Nearly all Spiders across all four generations were mated to a five-speed manual transmission, and it wasn’t until the “Ultima” Series 4 generation in the 1990s that a limited number were available with a three-speed automatic transmission.
1966 Alfa Romeo Spider 1600 “Duetto”
Body Style: 2-door roadster
Layout: front-engine, rear-wheel-drive (RWD)
Engine: 1570 cc (1.6 L) Alfa Romeo Twin Cam straight-4 with dual Weber two-barrel side-draft carburetors
Power: 125 hp (93 kW; 126 PS) @ 6500 RPM (SAE)
Torque: 115 lb·ft (156 N·m) @ 3000 RPM
Transmission: 5-speed manual
Wheelbase: 88.6 inches (2250 mm)
Length: 167.3 inches (4250 mm)
Width: 64.2 inches (1630 mm)
Height: 50.8 inches (1290 mm)

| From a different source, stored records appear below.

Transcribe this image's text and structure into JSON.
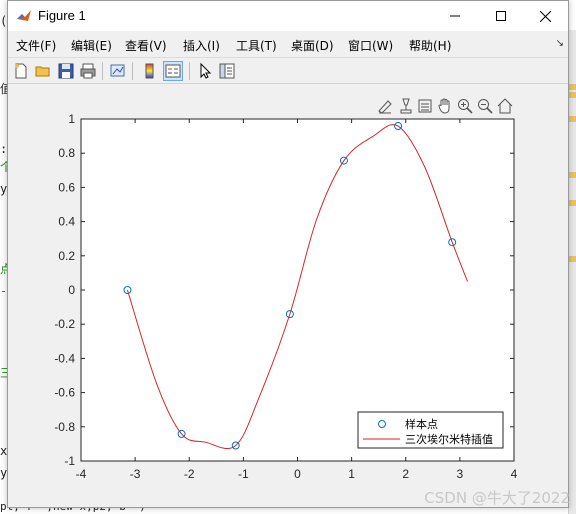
{
  "window": {
    "title": "Figure 1"
  },
  "menu": [
    "文件(F)",
    "编辑(E)",
    "查看(V)",
    "插入(I)",
    "工具(T)",
    "桌面(D)",
    "窗口(W)",
    "帮助(H)"
  ],
  "menu_more": "↘",
  "toolbar": [
    "new-figure-icon",
    "open-icon",
    "save-icon",
    "print-icon",
    "link-plot-icon",
    "colorbar-icon",
    "legend-icon",
    "pointer-icon",
    "property-inspector-icon"
  ],
  "axes_toolbar": [
    "brush-icon",
    "data-cursor-icon",
    "rotate-icon",
    "pan-icon",
    "zoom-in-icon",
    "zoom-out-icon",
    "home-icon"
  ],
  "chart_data": {
    "type": "line",
    "xlim": [
      -4,
      4
    ],
    "ylim": [
      -1,
      1
    ],
    "xticks": [
      "-4",
      "-3",
      "-2",
      "-1",
      "0",
      "1",
      "2",
      "3",
      "4"
    ],
    "yticks": [
      "1",
      "0.8",
      "0.6",
      "0.4",
      "0.2",
      "0",
      "-0.2",
      "-0.4",
      "-0.6",
      "-0.8",
      "-1"
    ],
    "series": [
      {
        "name": "样本点",
        "marker": "circle",
        "color": "#0072bd",
        "x": [
          -3.1416,
          -2.1416,
          -1.1416,
          -0.1416,
          0.8584,
          1.8584,
          2.8584
        ],
        "y": [
          0.0,
          -0.8415,
          -0.9093,
          -0.1411,
          0.7568,
          0.9589,
          0.2794
        ]
      },
      {
        "name": "三次埃尔米特插值",
        "line": "solid",
        "color": "#d62728",
        "x": [
          -3.1416,
          -2.6,
          -2.1416,
          -1.7,
          -1.1416,
          -0.7,
          -0.1416,
          0.35,
          0.8584,
          1.4,
          1.8584,
          2.35,
          2.8584,
          3.1416
        ],
        "y": [
          0.0,
          -0.55,
          -0.8415,
          -0.89,
          -0.9093,
          -0.62,
          -0.1411,
          0.41,
          0.7568,
          0.9,
          0.9589,
          0.72,
          0.2794,
          0.05
        ]
      }
    ],
    "legend": "bottom-right",
    "grid": false
  },
  "background_fragments": [
    "值",
    "(",
    ":)",
    "个",
    "y_",
    "点",
    "-从",
    "三",
    "x",
    "y",
    "pl, r- ,new x,p2, b- )"
  ],
  "watermark": "CSDN @牛大了2022"
}
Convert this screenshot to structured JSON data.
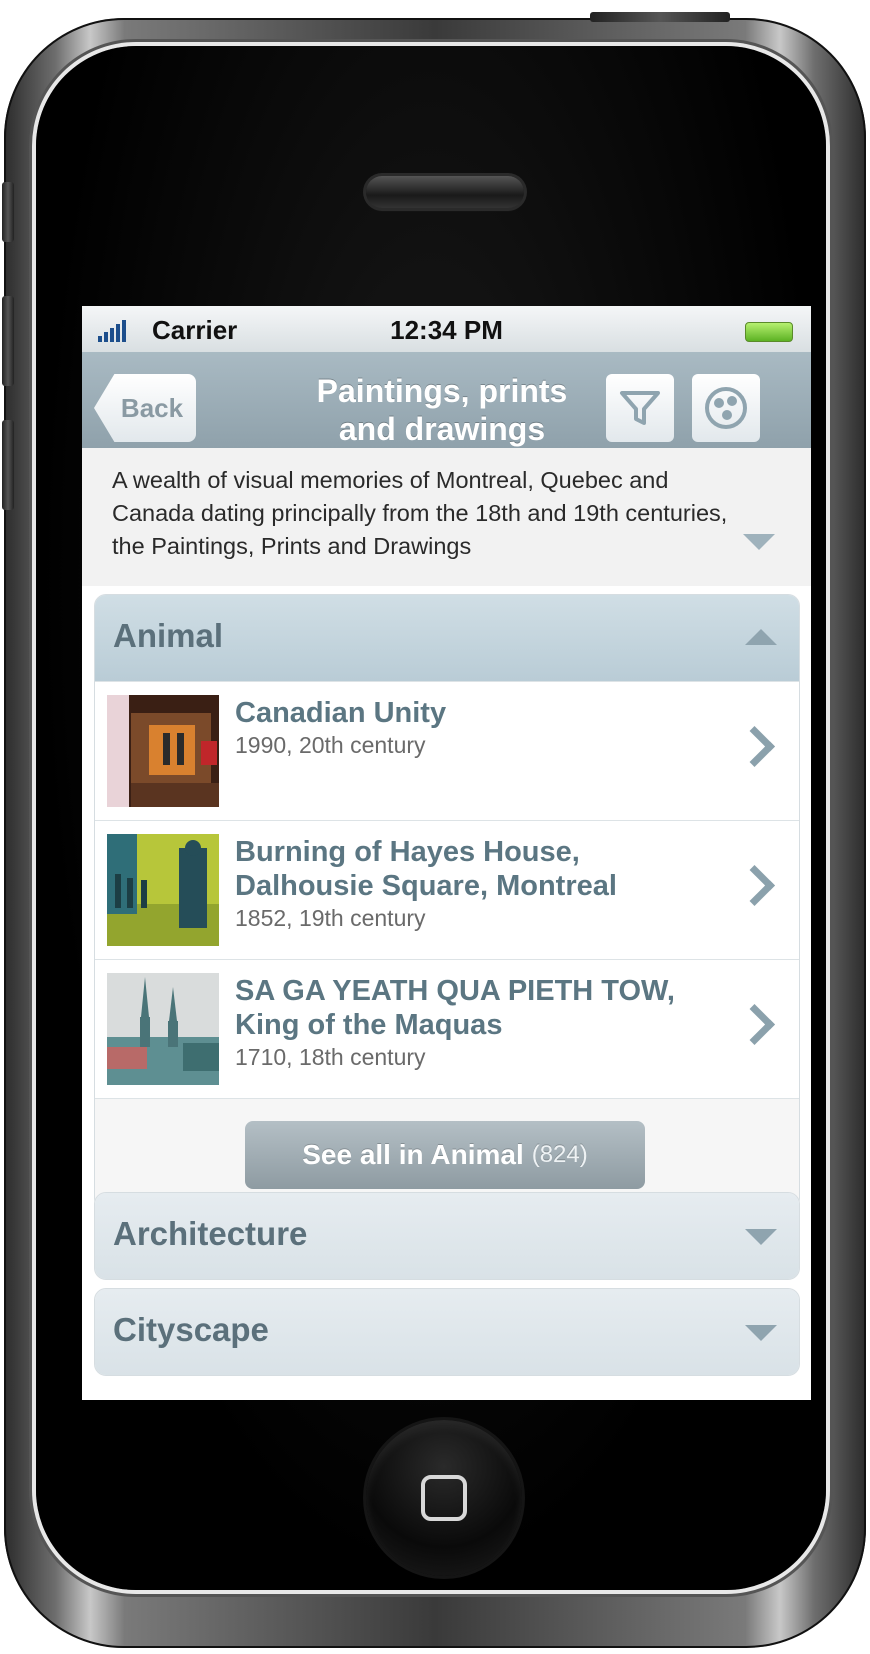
{
  "status_bar": {
    "carrier": "Carrier",
    "time": "12:34 PM"
  },
  "nav": {
    "back_label": "Back",
    "title_line1": "Paintings, prints",
    "title_line2": "and drawings"
  },
  "description": "A wealth of visual memories of Montreal, Quebec and Canada dating principally from the 18th and 19th centuries, the Paintings, Prints and Drawings",
  "categories": [
    {
      "title": "Animal",
      "expanded": true,
      "items": [
        {
          "title": "Canadian Unity",
          "meta": "1990, 20th century"
        },
        {
          "title": "Burning of Hayes House, Dalhousie Square, Montreal",
          "meta": "1852, 19th century"
        },
        {
          "title": "SA GA YEATH QUA PIETH TOW, King of the Maquas",
          "meta": "1710, 18th century"
        }
      ],
      "see_all_label": "See all in Animal",
      "see_all_count": "(824)"
    },
    {
      "title": "Architecture",
      "expanded": false
    },
    {
      "title": "Cityscape",
      "expanded": false
    }
  ],
  "colors": {
    "nav_bar": "#98aab4",
    "accent_text": "#5b7682",
    "header_text": "#5b707b"
  },
  "icons": [
    "back-arrow",
    "filter-icon",
    "share-icon",
    "chevron-right-icon",
    "expand-down-icon",
    "collapse-up-icon"
  ]
}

Alfa Romeo would eventually capitalize on its famous connection to The Graduate when a “Graduate” trim level of the “Aerodinamica” Series 3 Spider was marketed in the United States during the 1980s.

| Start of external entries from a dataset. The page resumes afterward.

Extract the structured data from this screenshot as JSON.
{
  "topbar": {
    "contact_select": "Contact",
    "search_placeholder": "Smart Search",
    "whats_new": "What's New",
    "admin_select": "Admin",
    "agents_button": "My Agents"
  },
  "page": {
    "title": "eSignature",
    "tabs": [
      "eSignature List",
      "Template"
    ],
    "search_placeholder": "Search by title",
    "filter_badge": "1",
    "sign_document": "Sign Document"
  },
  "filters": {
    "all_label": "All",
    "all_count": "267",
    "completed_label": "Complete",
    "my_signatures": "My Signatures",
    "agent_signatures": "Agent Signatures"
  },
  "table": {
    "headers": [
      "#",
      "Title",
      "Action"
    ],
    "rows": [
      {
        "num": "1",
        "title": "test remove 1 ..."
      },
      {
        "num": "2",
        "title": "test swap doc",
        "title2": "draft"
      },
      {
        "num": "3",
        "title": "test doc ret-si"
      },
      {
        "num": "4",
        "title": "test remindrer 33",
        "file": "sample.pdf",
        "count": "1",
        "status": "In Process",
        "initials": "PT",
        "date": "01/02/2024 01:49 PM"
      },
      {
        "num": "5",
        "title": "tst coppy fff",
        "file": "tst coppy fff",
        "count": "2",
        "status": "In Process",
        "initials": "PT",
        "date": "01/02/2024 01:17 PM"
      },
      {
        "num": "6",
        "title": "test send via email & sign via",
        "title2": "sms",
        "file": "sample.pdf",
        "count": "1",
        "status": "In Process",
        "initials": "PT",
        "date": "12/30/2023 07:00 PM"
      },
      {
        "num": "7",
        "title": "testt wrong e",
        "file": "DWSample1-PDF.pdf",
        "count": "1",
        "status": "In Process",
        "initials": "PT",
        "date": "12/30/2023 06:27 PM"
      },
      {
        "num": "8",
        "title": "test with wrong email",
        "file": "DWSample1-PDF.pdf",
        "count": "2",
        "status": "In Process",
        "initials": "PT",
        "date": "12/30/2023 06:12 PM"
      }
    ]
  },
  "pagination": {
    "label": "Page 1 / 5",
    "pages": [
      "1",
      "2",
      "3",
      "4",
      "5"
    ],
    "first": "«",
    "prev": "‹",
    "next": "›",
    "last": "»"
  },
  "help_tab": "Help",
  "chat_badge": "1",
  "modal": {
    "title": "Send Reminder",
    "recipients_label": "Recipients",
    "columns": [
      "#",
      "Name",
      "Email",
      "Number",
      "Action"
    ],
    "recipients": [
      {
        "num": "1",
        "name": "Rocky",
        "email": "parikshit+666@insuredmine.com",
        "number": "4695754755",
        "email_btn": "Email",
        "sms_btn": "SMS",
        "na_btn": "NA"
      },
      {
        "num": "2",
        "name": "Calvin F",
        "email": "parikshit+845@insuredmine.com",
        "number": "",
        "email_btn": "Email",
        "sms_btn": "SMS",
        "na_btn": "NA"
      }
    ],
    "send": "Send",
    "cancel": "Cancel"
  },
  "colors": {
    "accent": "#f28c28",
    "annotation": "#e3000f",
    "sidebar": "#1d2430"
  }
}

According to IMCDB, it was Dustin Hoffman himself who brokered his way into Benjamin Braddock driving a Duetto as his uncle was an Alfa Romeo importer and helped secure two red ’66 Spider 1600 roadsters for one of their first and arguably most iconic appearances in a Hollywood production.
How to Get the Look
In the final act of The Graduate, Benjamin Braddock’s wardrobe significantly deviates from his celebrated Ivy roots as he dresses in youthful hooded windbreaker, polo, and sneakers to crash Elaine Robsinon’s wedding… and finally disrupt the plans of an older generation that has guided his actions to this point.
- Beige lightweight nylon thigh-length windbreaker jacket with drawstring hood, button-flapped pleated chest pockets, flapped pleated hip pockets, cinched waist (with drawstring), and adjustable button cuffs
- Black cotton short-sleeve polo shirt with two-button placket and gold-embroidered chest logo
- Cream cotton (or Bedford cord) flat front casual trousers with five jeans-style pockets
- Brown leather belt with gold-toned square single-prong buckle
- White canvas-and-rubber Jack Purcell sneakers
- White ribbed crew socks
- Steel wristwatch with brown gradient dial on black leather strap